Saltsman v. Goddard Blogger Case
The Steubenville High School rape occurred in Steubenville, Ohio on the night of August 11, 2012, when a high-school girl, incapacitated by alcohol, was publicly and repeatedly sexually assaulted by her peers, several of whom documented the acts on social media.
The victim was transported, undressed, photographed, and sexually assaulted.
Saltsman v. Goddard concerned an effort by the parents of Cody Saltsman, a teenage boy from Steubenville, to stop blogger Alexandria Goddard’s website from publishing allegedly defamatory posts about their son.
The parents sued Goddard and a dozen anonymous posters in October 2012; a legal blogger labeled it a SLAPP suit

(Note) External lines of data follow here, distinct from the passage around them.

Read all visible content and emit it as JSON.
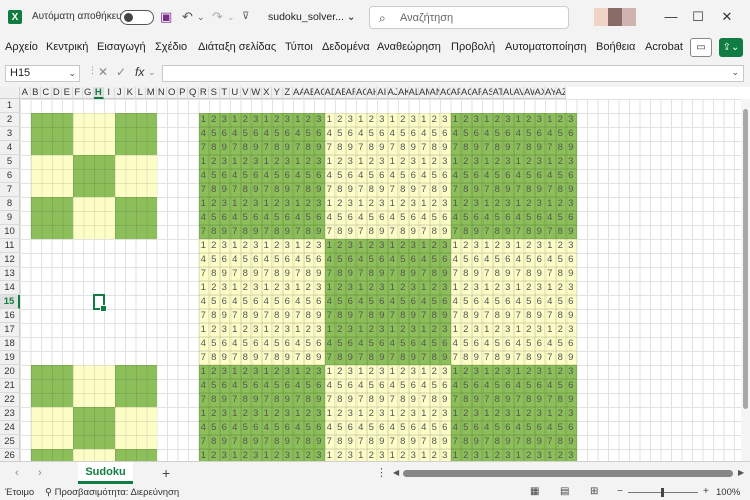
{
  "titlebar": {
    "logo": "X",
    "autosave_label": "Αυτόματη αποθήκευση",
    "filename": "sudoku_solver... ⌄",
    "search_placeholder": "Αναζήτηση",
    "icons": [
      "save-icon",
      "undo-icon",
      "redo-icon",
      "customize-icon"
    ]
  },
  "menu": {
    "items": [
      "Αρχείο",
      "Κεντρική",
      "Εισαγωγή",
      "Σχέδιο",
      "Διάταξη σελίδας",
      "Τύποι",
      "Δεδομένα",
      "Αναθεώρηση",
      "Προβολή",
      "Αυτοματοποίηση",
      "Βοήθεια",
      "Acrobat"
    ]
  },
  "formula": {
    "namebox": "H15",
    "value": ""
  },
  "grid": {
    "columns": [
      "A",
      "B",
      "C",
      "D",
      "E",
      "F",
      "G",
      "H",
      "I",
      "J",
      "K",
      "L",
      "M",
      "N",
      "O",
      "P",
      "Q",
      "R",
      "S",
      "T",
      "U",
      "V",
      "W",
      "X",
      "Y",
      "Z",
      "AA",
      "AB",
      "AC",
      "AD",
      "AE",
      "AF",
      "AG",
      "AH",
      "AI",
      "AJ",
      "AK",
      "AL",
      "AM",
      "AN",
      "AO",
      "AP",
      "AQ",
      "AR",
      "AS",
      "AT",
      "AU",
      "AV",
      "AW",
      "AX",
      "AY",
      "AZ"
    ],
    "rows": [
      "1",
      "2",
      "3",
      "4",
      "5",
      "6",
      "7",
      "8",
      "9",
      "10",
      "11",
      "12",
      "13",
      "14",
      "15",
      "16",
      "17",
      "18",
      "19",
      "20",
      "21",
      "22",
      "23",
      "24",
      "25",
      "26"
    ],
    "selected_column": "H",
    "selected_row": "15",
    "digit_rows": [
      [
        "1",
        "2",
        "3"
      ],
      [
        "4",
        "5",
        "6"
      ],
      [
        "7",
        "8",
        "9"
      ]
    ]
  },
  "colors": {
    "green": "#8cbf5a",
    "yellow": "#fdfdc8",
    "accent": "#107c41"
  },
  "sheet": {
    "tab_label": "Sudoku",
    "add_label": "+"
  },
  "status": {
    "ready": "Έτοιμο",
    "accessibility": "Προσβασιμότητα: Διερεύνηση",
    "zoom": "100%"
  }
}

The lawsuit asked for an injunction against the blogger, a public apology stating that the boy was not involved in the rape and $25,000 in damages.
The ACLU became involved on behalf of Goddard and the anonymous posters
The majority of local anonymous posters named in the lawsuit via their online nametag perceived this lawsuit as merely an avenue to learn their identity.
The case was dismissed with prejudice in December 2012.
When it was all said and done this was posted by Cody Saltsman, a teenage boy from Steubenville as part of the lawsuit
STATEMENT FROM CODY SALTSMAN
“I deeply regret my actions on the night of August 11, 2012. While I wasn’t at the home where the alleged assault took place, there is no doubt that I was wrong to post that picture from an earlier party and tweet those awful comments. Not a moment goes by that I don’t wish I would have never posted that picture or tweeted those comments. I want to sincerely apologize to the victim and her family for these actions. I also want to acknowledge the work of several bloggers, especially Ms. Goddard at Prinniefied.com, in their efforts to make sure the full truth about that terrible night eventually comes out. At no time did my family mean to stop anyone from expressing themselves online – we only wanted to correct what we believed were misstatements that appeared on Ms. Goddard’s blog. I am glad that we have resolved our differences with Ms. Goddard and that she and her contributors can continue their work.” – Cody Saltsman
THE BOTTOM LINE IS THIS:
Online blogs are a community where many different people express divergent views on important social issues and daily life.
Instead of seeking to silence those of us who were expressing our opinions, those who were offended should have added their voice to the conversation.